Spain went into its clash against Italy without defeat in 54 World Cup qualifiers, a run stretching back to a 1-0 reverse against Denmark in 1993.
Italy, on the other hand, was undefeated in 51 World Cup and European Championship qualifiers, last tasting defeat against France a decade ago.
After Thursday's match in Turin, both sides could continue to boast their impressive records.
"We paid for our tension, we gave the ball away too easily," Italy coach Giampiero Ventura said of his side's performance.
"The first half was very tough, they kept the ball and we weren't aggressive. The second half was better."
"Spain are favorites for this group but this game showed that we can achieve our goals if we want to."
Spain, as expected, started the match on the front foot in coach Julen Lopetegui's second competitive game in charge and took just 10 minutes to carve out its first clear opening.
An intricate one-two between Andres Iniesta and David Silva on the edge of the penalty area created space in the box, but the Barcelona man checked back onto his weaker left foot and curled a tame shot into the hands of Gianluigi Buffon.
Spain continued to dominate possession and created a glut of clear-cut chances.
Gerard Pique was the first to get his head on the end of Iniesta's whipped cross, but captain Sergio Ramos inadvertently deflected his effort behind with the ball destined for the bottom corner.
Despite an array of attacking talent on the pitch, the Barcelona defender -- in good goalscoring form for his club -- looked the most likely to open the scoring in the first half.
Just before the break, Ramos rose highest at the far post to head Koke's cross back across goal, but Pique's headed effort was straight at Buffon from just three yards out.
Italy rode its luck with Spain utteraly dominant, and the half-time stats made for grim reading for the hosts.
Spain enjoyed 75% possession, seven shots to Italy's zero and nine corners to Italy's zero.
As the second half began, then, it was no surprise which side took the lead -- the only surprise was how it came about.
Of all men to make a mistake, it was the wily, evergreen veteran Buffon who gifted Spain the opener.

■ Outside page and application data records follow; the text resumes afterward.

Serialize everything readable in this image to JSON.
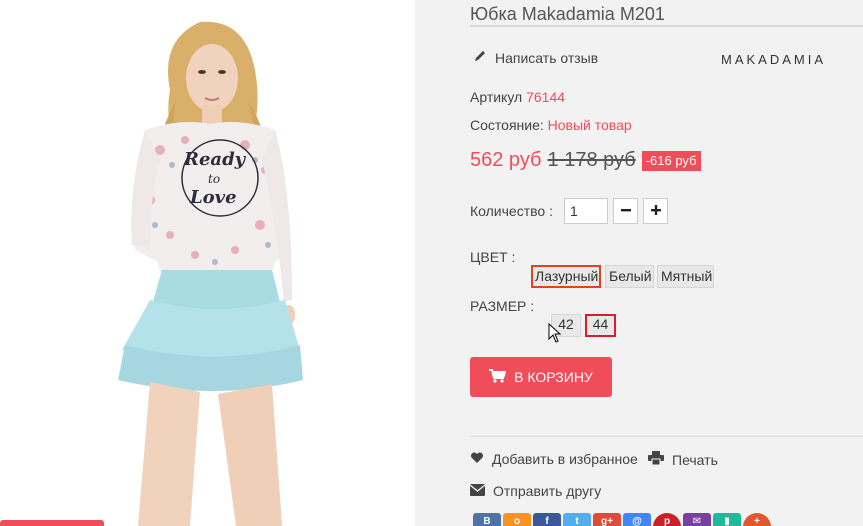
{
  "product": {
    "title": "Юбка Makadamia M201",
    "brand": "MAKADAMIA",
    "review_label": "Написать отзыв",
    "sku_label": "Артикул",
    "sku": "76144",
    "condition_label": "Состояние:",
    "condition": "Новый товар",
    "price": "562 руб",
    "old_price": "1 178 руб",
    "discount": "-616 руб"
  },
  "quantity": {
    "label": "Количество :",
    "value": "1",
    "minus": "−",
    "plus": "+"
  },
  "color": {
    "label": "ЦВЕТ :",
    "options": [
      "Лазурный",
      "Белый",
      "Мятный"
    ],
    "selected": "Лазурный"
  },
  "size": {
    "label": "РАЗМЕР :",
    "options": [
      "42",
      "44"
    ],
    "selected": "44"
  },
  "cart_button": {
    "label": "В КОРЗИНУ",
    "icon": "cart-icon"
  },
  "actions": {
    "favorite": "Добавить в избранное",
    "print": "Печать",
    "send": "Отправить другу"
  },
  "image_print": {
    "line1": "Ready",
    "line2": "to",
    "line3": "Love"
  },
  "social_colors": [
    "#4c75a3",
    "#f7931e",
    "#3b5998",
    "#55acee",
    "#dd4b39",
    "#4285f4",
    "#cb2027",
    "#7b3fa0",
    "#1abc9c",
    "#e4572e"
  ],
  "colors": {
    "accent": "#f04d5a",
    "selected_border": "#e0461e"
  }
}
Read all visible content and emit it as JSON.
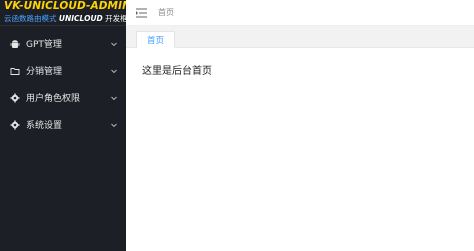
{
  "logo": {
    "title": "VK-UNICLOUD-ADMIN",
    "subtitle_cn": "云函数路由模式",
    "subtitle_brand": "UNICLOUD",
    "subtitle_suffix": "开发框架"
  },
  "sidebar": {
    "items": [
      {
        "label": "GPT管理",
        "icon": "android-icon"
      },
      {
        "label": "分销管理",
        "icon": "folder-icon"
      },
      {
        "label": "用户角色权限",
        "icon": "gear-icon"
      },
      {
        "label": "系统设置",
        "icon": "gear-icon"
      }
    ]
  },
  "header": {
    "breadcrumb": "首页"
  },
  "tabs": [
    {
      "label": "首页",
      "active": true
    }
  ],
  "main": {
    "content_text": "这里是后台首页"
  },
  "colors": {
    "sidebar_bg": "#1c1f25",
    "logo_yellow": "#ffd400",
    "accent_blue": "#409eff"
  }
}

The 38-year-old came charging out of his area to meet Silva's through pass, getting there well ahead of Vitolo but took his eye off the ball, allowing the Spain forward to roll into an empty net.
"Even the best goalkeeper in history can make mistakes," Italy midfielder Daniele De Rossi said after the game. "He's not a machine and that can happen."
It looked as though Italy's 51-match, 10-year unbeaten record was coming to an end, but you can always rely on Ramos to gift you a chance.
With just eight minutes remaining, Alessandro Florenzi's cross into the box took a deflection into the path of Eder, who beat a static Ramos to the ball and the Real Madrid defender clipped his heels to concede a penalty.
De Rossi stepped up to the ball with an arrogant swagger that belied the pressure on the penalty kick and nonchalantly rolled the ball into the left corner, sending David de Gea the wrong way.
After dominating for the vast majority of the match, Spain now looked the most likely to relinquish its unbeaten run.
Lively substitute Ciro Immobile continuously proved a handful for Spain's defense, as he skipped to the byline and fired a cross across the six-yard box, but not one of three Italy players anticipated the ball.
Italy looked to have stolen a late winner, after Andrea Belotti turned the ball home, but the linesman correctly flagged Immobile for offside in the build up.
"In truth, the first half was comfortable," Spain's goalscorer Vitolo said. "We gained a very important point playing away from home, so we leave satisfied. "
However, Atletico Madrid midfielder Koke felt differently.
"It was a highly-contested match, we played a great first half," he added. "After our goal they were a lot more direct, we're a bit sad for not having won."
You get a sense Italy will be much the happier with the end result.
Meanwhile, Kosovo suffered a rude awakening from its World Cup dream with a 6-0 defeat at the hands of Croatia.
Playing in only its second competitive fixture, after FIFA officially assigned the country to World Cup qualifying, a first-half Mario Mandzukic hattrick set Croatia on its way to a comprehensive victory.
Iceland's footballing rise, on the other hand, shows no signs of stopping.
After a scarcely believable Euro 2016 campaign --- in which it knocked out England -- the tiny island nation scored two goals in stoppage time against Finland to turn defeat into victory right at the death.